The IES LM-63 and EULUMDAT file formats have fields for defining the luminous shape of a luminaire. These descriptions are limited to simple shapes like flat rectangles, circles or square, or 3d shapes like boxes, cubes, cylinders or spheres.
Shapes like open rings, serpentine lines, or spirals cannot be described within these file formats, so some approximation is often used.
Beta Calco MicroRing
In software like AGI32, Visual and Dialux, the luminous shape is used for 2 parts of the calculation, the initial emission of light and the shadowing of light that comes back into contact with the luminaire. The luminous shape is also used for the rendering of the room.
For this paper, we looked at a 10' ring luminaire, similar to the photo above, but with only indirect light. The ring itself was narrow compared to the diameter, so there is a large open region in the center.
Without taking special care, many IES files for a fixture like this will have the luminous shape set to a cylinder or circle of 10' diameter with the light emitting out of the top. Since there is no way to describe the center of the ring as being open, light is emitted from the entire circle, which results in a large region of light on the ceiling which is actually brightest in the center (lower right image). In reality, light is emitted from the perimeter of the ring and thus creates a ring of light on the ceiling, which can be shown in a Photopia simulation of the actual ring geometry (upper right image).

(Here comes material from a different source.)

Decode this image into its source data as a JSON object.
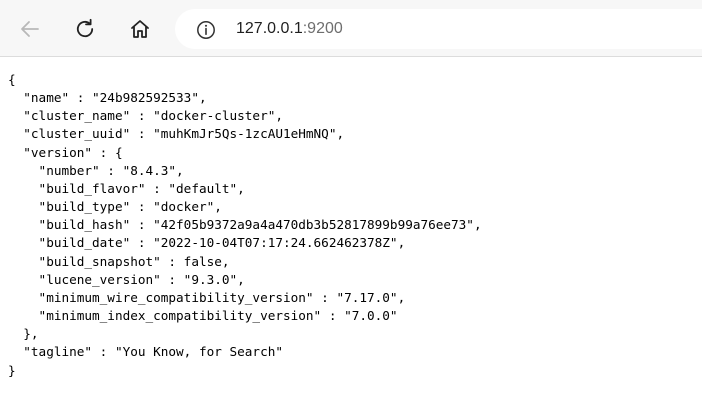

Photopia simulation with a dark area in the center.
AGI32 using a luminous cylinder.
In addition to the difference in the rendering of the light on the ceiling being a ring versus a single region, there can be consequences in the computed light level on the workplane for geometry like this.
For an application of this 10' ring luminaire in a space, we computed the workplane illuminance using the full model in Photopia, and using the standard geometry options in AGI32 and Visual.
Photopia shows significantly higher light levels, which is due to the fact that the large 10' luminaire in AGI32 and Visual blocks light from the ceiling reflecting back down to the floor. In Photopia the center of the ring is open, resulting in more inter-reflected light.
Workplane Illuminance using Standard Shapes.
Instead of using a single IES file for the entire 10' fixture, the best approach is to break down the fixture into short sections that can be assembled in AGI32 or Visual to create a true ring shape with an open center. In this example we made an IES file for a 1' section and then used that to build up the ring.
This results in both a much more accurate light pattern on the ceiling, showing the true dark region in the center (upper right image), and a much better prediction of light levels on the workplane since light can pass through the ring center to the floor (lower right image).
This is also the approach that a lab takes for a fixture this size. Most labs cannot directly gonio-photometer a 10' diameter fixture, so they will instead do a small section.
AGI32 ceiling using sections.
Workplane Illuminance using section approach.
LTI worked with Lighting Analysis (AGI32), Acuity Brands (Visual) and ITL to review the process and comparison between methods and is thankful for their assistance in confirming the behavior of their application software.
Screenshots from Photopia and AGI32 were created by LTI Optics.
Luminaire images are courtesy of their manufacturers and used with permission. Images were retrieved October 2018.